== ABOUT THIS TASK ==
The full set of entries, reproduced exactly, is the expected answer.

== PROVIDED RECORDS ==
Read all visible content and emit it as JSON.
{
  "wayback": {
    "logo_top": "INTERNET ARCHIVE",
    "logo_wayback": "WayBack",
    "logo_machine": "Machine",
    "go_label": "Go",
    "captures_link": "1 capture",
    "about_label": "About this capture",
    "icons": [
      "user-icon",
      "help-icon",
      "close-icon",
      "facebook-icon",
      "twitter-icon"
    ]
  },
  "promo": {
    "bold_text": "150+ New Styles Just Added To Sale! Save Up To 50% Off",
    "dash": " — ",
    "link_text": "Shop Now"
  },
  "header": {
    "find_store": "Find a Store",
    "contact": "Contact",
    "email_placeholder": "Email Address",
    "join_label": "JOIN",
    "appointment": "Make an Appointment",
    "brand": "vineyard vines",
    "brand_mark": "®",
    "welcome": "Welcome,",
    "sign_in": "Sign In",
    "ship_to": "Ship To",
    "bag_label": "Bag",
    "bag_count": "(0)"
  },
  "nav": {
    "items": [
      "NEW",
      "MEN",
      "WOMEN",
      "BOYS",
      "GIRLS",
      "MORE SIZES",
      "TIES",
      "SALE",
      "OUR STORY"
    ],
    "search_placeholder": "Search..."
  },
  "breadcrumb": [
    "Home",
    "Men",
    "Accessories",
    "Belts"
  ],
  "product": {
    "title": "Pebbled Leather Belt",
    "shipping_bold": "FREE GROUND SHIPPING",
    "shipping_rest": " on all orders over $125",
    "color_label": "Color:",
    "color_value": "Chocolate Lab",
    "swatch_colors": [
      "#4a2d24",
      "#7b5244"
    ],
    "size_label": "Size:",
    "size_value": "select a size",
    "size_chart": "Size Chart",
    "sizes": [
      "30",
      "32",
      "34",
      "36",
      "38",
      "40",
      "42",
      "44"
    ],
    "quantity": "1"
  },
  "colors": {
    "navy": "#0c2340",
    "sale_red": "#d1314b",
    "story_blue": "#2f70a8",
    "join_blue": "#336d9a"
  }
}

== RESPONSE TO THIS TASK ==
Read all visible content and emit it as JSON.
{
  "wayback": {
    "logo_top": "INTERNET ARCHIVE",
    "logo_wayback": "WayBack",
    "logo_machine": "Machine",
    "go_label": "Go",
    "captures_link": "1 capture",
    "about_label": "About this capture",
    "icons": [
      "user-icon",
      "help-icon",
      "close-icon",
      "facebook-icon",
      "twitter-icon"
    ]
  },
  "promo": {
    "bold_text": "150+ New Styles Just Added To Sale! Save Up To 50% Off",
    "dash": " — ",
    "link_text": "Shop Now"
  },
  "header": {
    "find_store": "Find a Store",
    "contact": "Contact",
    "email_placeholder": "Email Address",
    "join_label": "JOIN",
    "appointment": "Make an Appointment",
    "brand": "vineyard vines",
    "brand_mark": "®",
    "welcome": "Welcome,",
    "sign_in": "Sign In",
    "ship_to": "Ship To",
    "bag_label": "Bag",
    "bag_count": "(0)"
  },
  "nav": {
    "items": [
      "NEW",
      "MEN",
      "WOMEN",
      "BOYS",
      "GIRLS",
      "MORE SIZES",
      "TIES",
      "SALE",
      "OUR STORY"
    ],
    "search_placeholder": "Search..."
  },
  "breadcrumb": [
    "Home",
    "Men",
    "Accessories",
    "Belts"
  ],
  "product": {
    "title": "Pebbled Leather Belt",
    "shipping_bold": "FREE GROUND SHIPPING",
    "shipping_rest": " on all orders over $125",
    "color_label": "Color:",
    "color_value": "Chocolate Lab",
    "swatch_colors": [
      "#4a2d24",
      "#7b5244"
    ],
    "size_label": "Size:",
    "size_value": "select a size",
    "size_chart": "Size Chart",
    "sizes": [
      "30",
      "32",
      "34",
      "36",
      "38",
      "40",
      "42",
      "44"
    ],
    "quantity": "1"
  },
  "colors": {
    "navy": "#0c2340",
    "sale_red": "#d1314b",
    "story_blue": "#2f70a8",
    "join_blue": "#336d9a"
  }
}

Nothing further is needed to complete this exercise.